     Shi strutted forward1 then bent at the waist in what barely qualified as a bow. He was taller than the other Genians by at least a head, though shorter than any man, even most women, in the abbey hall2. With a wry grin and his sharp chin tilted up, he scornfully surveyed the room3. The sword at his side, secured to a low-slung belt by faded, knotted ribbons, slept in an ink-stained scabbard of cracked leather4.
     Anna leaned forward, body still and taught as a drawn bowstring5. Their eyes met and a strange tingle warmed her chest.

1. Specific and unique: Shi doesn't just "come forward." He struts.

2. When describing something that can be measured (ie. tall, wide) compare it to something relevant to the POV character.  Again, specific and unique. I have no f*cking idea how tall a Genian is but apparently, my POV character does. 

3. Have you ever been to a party where you didn't know anyone, and the hostess takes you around the room introducing you to people? Who did you remember? What specific and unique details made indelible impressions in your memory? Crooked nose, overplucked brows, lopsided grin, sadly sparse soul patch? Find those qualities in your characters and those details will separate your Super Spesh character from every other sidekick, Love Interest, and antagonist. 

4. Specific and unique. What does the state of his sword and scabbard reveal about him? Who uses ribbons to tie on a sword, for f*ck's sake? Why are there ink stains on his scabbard? And why is the leather cracked? Anna notices these details – which implies they're significant. The more details you add, the more important something seems.
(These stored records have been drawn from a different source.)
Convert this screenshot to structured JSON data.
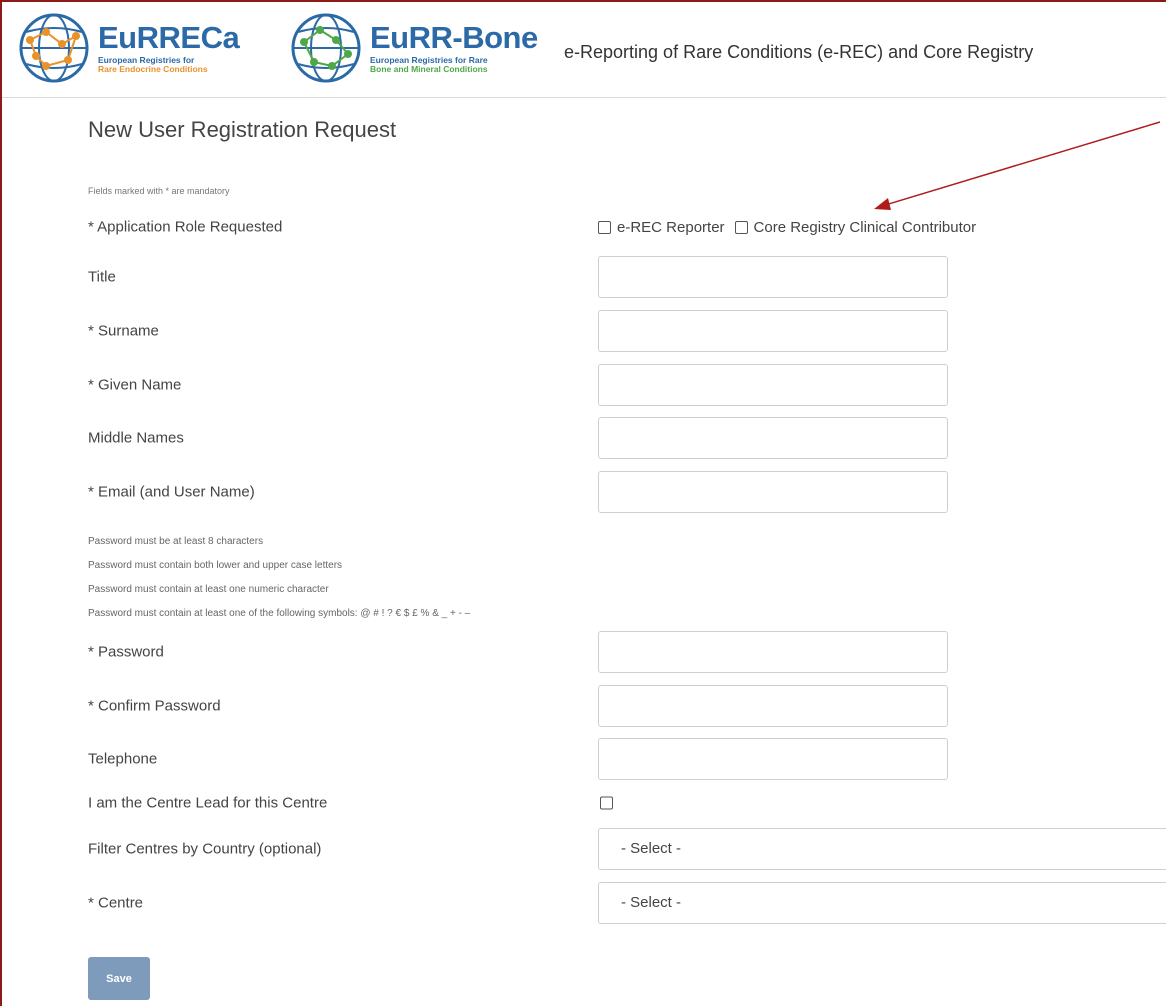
{
  "header": {
    "logo_eurreca": {
      "name": "EuRRECa",
      "sub1": "European Registries for",
      "sub2": "Rare Endocrine Conditions"
    },
    "logo_bone": {
      "name": "EuRR-Bone",
      "sub1": "European Registries for Rare",
      "sub2": "Bone and Mineral Conditions"
    },
    "app_title": "e-Reporting of Rare Conditions (e-REC) and Core Registry"
  },
  "form": {
    "title": "New User Registration Request",
    "mandatory_note": "Fields marked with * are mandatory",
    "role": {
      "label": "* Application Role Requested",
      "options": [
        "e-REC Reporter",
        "Core Registry Clinical Contributor"
      ]
    },
    "fields": {
      "title": "Title",
      "surname": "* Surname",
      "given_name": "* Given Name",
      "middle_names": "Middle Names",
      "email": "* Email (and User Name)",
      "password": "* Password",
      "confirm_password": "* Confirm Password",
      "telephone": "Telephone",
      "centre_lead": "I am the Centre Lead for this Centre",
      "country_filter": "Filter Centres by Country (optional)",
      "centre": "* Centre"
    },
    "password_rules": [
      "Password must be at least 8 characters",
      "Password must contain both lower and upper case letters",
      "Password must contain at least one numeric character",
      "Password must contain at least one of the following symbols: @ # ! ? € $ £ % & _ + - –"
    ],
    "select_placeholder": "- Select -",
    "save_label": "Save"
  },
  "colors": {
    "frame_border": "#8b1a1a",
    "brand_blue": "#2b6aa7",
    "save_button": "#7e9bbb",
    "annotation_arrow": "#b01c1c"
  }
}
So for the love of all that's holy, don't spend too many details describing "the crowd" or "the room" or "the forest" or "the stranger" unless you intend to use them in a significant manner. 

5. And here's more "proof" that Anna thinks this is a significant moment. Character reactions (action or thought) will reveal what they think, and figuring this out is better than being told. Which is more satisfying: hearing your friend say "That librarian is so hot." Or watching your friend fidget, stammer, stumble, turn red, turn pale, or run away whenever the hot librarian is in sight and figuring it out for yourself? 

In your WIP: Replace the generic with specific and unique details. Caveat! Too many details can slow your pace. Beta readers would be helpful in pointing out where you need more/better details, and where to choose pace in favor of it. 

Happy writing,
J

Coming up: 
Pacing
Brian Mumphrey
Flat vs. Round Characters
Robert Bevan
Dialogue Tags

2 comments:

  1. avoid cliches like the plague...hehehe...

    ReplyDelete
  2. i'm so glad you keep including those caveats.

    ReplyDelete